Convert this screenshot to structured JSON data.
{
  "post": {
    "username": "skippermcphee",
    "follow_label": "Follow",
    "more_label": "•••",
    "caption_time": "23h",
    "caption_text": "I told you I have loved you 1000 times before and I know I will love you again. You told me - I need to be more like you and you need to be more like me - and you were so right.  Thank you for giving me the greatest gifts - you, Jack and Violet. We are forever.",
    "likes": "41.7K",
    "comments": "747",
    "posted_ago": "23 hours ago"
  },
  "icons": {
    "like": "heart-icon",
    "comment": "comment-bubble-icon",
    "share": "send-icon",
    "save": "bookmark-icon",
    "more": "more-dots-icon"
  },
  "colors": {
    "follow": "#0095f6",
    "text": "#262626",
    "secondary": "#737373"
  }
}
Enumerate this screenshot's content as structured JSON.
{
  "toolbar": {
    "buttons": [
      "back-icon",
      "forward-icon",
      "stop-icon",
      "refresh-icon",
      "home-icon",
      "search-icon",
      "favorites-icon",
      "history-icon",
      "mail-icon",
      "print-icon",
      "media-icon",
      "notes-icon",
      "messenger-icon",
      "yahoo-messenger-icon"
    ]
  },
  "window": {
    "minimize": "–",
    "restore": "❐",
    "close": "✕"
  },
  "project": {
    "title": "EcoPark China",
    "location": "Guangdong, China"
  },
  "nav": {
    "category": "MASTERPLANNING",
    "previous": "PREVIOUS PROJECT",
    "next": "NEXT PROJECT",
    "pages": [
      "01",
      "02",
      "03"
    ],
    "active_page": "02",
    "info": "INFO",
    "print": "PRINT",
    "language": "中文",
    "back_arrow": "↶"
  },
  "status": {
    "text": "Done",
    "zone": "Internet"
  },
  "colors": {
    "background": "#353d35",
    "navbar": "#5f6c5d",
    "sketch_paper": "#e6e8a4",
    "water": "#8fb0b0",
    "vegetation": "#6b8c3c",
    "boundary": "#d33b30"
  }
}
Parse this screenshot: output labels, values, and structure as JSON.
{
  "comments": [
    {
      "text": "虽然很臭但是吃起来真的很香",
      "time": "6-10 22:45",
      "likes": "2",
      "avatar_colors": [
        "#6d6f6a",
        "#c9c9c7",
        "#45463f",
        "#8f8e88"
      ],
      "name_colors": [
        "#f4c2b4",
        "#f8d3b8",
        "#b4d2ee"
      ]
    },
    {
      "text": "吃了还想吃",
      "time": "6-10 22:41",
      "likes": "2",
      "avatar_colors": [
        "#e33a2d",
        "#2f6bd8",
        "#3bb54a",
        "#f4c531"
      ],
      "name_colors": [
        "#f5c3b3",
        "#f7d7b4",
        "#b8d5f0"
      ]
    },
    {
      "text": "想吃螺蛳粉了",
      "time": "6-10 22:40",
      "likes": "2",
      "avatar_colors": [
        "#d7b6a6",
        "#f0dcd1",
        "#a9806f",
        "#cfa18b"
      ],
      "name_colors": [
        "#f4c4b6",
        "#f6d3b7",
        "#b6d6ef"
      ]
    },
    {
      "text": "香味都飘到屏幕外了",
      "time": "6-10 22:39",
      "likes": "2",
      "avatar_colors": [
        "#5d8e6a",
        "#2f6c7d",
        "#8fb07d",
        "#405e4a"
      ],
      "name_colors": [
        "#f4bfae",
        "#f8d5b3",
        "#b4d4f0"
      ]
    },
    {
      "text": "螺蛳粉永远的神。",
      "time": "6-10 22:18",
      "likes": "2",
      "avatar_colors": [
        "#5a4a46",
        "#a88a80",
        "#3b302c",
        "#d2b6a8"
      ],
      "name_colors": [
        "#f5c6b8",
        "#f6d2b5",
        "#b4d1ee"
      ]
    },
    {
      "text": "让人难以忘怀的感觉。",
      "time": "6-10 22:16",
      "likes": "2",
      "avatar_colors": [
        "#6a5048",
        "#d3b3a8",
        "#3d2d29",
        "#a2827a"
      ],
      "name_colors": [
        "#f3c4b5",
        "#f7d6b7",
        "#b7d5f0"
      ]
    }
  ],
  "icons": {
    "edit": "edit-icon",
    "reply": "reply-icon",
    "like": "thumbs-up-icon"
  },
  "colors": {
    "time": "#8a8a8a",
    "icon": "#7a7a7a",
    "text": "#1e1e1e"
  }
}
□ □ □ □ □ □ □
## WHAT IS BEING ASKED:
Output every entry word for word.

## SOLUTION TO THIS PROBLEM:
Convert this screenshot to structured JSON data.
{
  "post": {
    "username": "skippermcphee",
    "follow_label": "Follow",
    "more_label": "•••",
    "caption_time": "23h",
    "caption_text": "I told you I have loved you 1000 times before and I know I will love you again. You told me - I need to be more like you and you need to be more like me - and you were so right.  Thank you for giving me the greatest gifts - you, Jack and Violet. We are forever.",
    "likes": "41.7K",
    "comments": "747",
    "posted_ago": "23 hours ago"
  },
  "icons": {
    "like": "heart-icon",
    "comment": "comment-bubble-icon",
    "share": "send-icon",
    "save": "bookmark-icon",
    "more": "more-dots-icon"
  },
  "colors": {
    "follow": "#0095f6",
    "text": "#262626",
    "secondary": "#737373"
  }
}
Enumerate this screenshot's content as structured JSON.
{
  "toolbar": {
    "buttons": [
      "back-icon",
      "forward-icon",
      "stop-icon",
      "refresh-icon",
      "home-icon",
      "search-icon",
      "favorites-icon",
      "history-icon",
      "mail-icon",
      "print-icon",
      "media-icon",
      "notes-icon",
      "messenger-icon",
      "yahoo-messenger-icon"
    ]
  },
  "window": {
    "minimize": "–",
    "restore": "❐",
    "close": "✕"
  },
  "project": {
    "title": "EcoPark China",
    "location": "Guangdong, China"
  },
  "nav": {
    "category": "MASTERPLANNING",
    "previous": "PREVIOUS PROJECT",
    "next": "NEXT PROJECT",
    "pages": [
      "01",
      "02",
      "03"
    ],
    "active_page": "02",
    "info": "INFO",
    "print": "PRINT",
    "language": "中文",
    "back_arrow": "↶"
  },
  "status": {
    "text": "Done",
    "zone": "Internet"
  },
  "colors": {
    "background": "#353d35",
    "navbar": "#5f6c5d",
    "sketch_paper": "#e6e8a4",
    "water": "#8fb0b0",
    "vegetation": "#6b8c3c",
    "boundary": "#d33b30"
  }
}
Parse this screenshot: output labels, values, and structure as JSON.
{
  "comments": [
    {
      "text": "虽然很臭但是吃起来真的很香",
      "time": "6-10 22:45",
      "likes": "2",
      "avatar_colors": [
        "#6d6f6a",
        "#c9c9c7",
        "#45463f",
        "#8f8e88"
      ],
      "name_colors": [
        "#f4c2b4",
        "#f8d3b8",
        "#b4d2ee"
      ]
    },
    {
      "text": "吃了还想吃",
      "time": "6-10 22:41",
      "likes": "2",
      "avatar_colors": [
        "#e33a2d",
        "#2f6bd8",
        "#3bb54a",
        "#f4c531"
      ],
      "name_colors": [
        "#f5c3b3",
        "#f7d7b4",
        "#b8d5f0"
      ]
    },
    {
      "text": "想吃螺蛳粉了",
      "time": "6-10 22:40",
      "likes": "2",
      "avatar_colors": [
        "#d7b6a6",
        "#f0dcd1",
        "#a9806f",
        "#cfa18b"
      ],
      "name_colors": [
        "#f4c4b6",
        "#f6d3b7",
        "#b6d6ef"
      ]
    },
    {
      "text": "香味都飘到屏幕外了",
      "time": "6-10 22:39",
      "likes": "2",
      "avatar_colors": [
        "#5d8e6a",
        "#2f6c7d",
        "#8fb07d",
        "#405e4a"
      ],
      "name_colors": [
        "#f4bfae",
        "#f8d5b3",
        "#b4d4f0"
      ]
    },
    {
      "text": "螺蛳粉永远的神。",
      "time": "6-10 22:18",
      "likes": "2",
      "avatar_colors": [
        "#5a4a46",
        "#a88a80",
        "#3b302c",
        "#d2b6a8"
      ],
      "name_colors": [
        "#f5c6b8",
        "#f6d2b5",
        "#b4d1ee"
      ]
    },
    {
      "text": "让人难以忘怀的感觉。",
      "time": "6-10 22:16",
      "likes": "2",
      "avatar_colors": [
        "#6a5048",
        "#d3b3a8",
        "#3d2d29",
        "#a2827a"
      ],
      "name_colors": [
        "#f3c4b5",
        "#f7d6b7",
        "#b7d5f0"
      ]
    }
  ],
  "icons": {
    "edit": "edit-icon",
    "reply": "reply-icon",
    "like": "thumbs-up-icon"
  },
  "colors": {
    "time": "#8a8a8a",
    "icon": "#7a7a7a",
    "text": "#1e1e1e"
  }
}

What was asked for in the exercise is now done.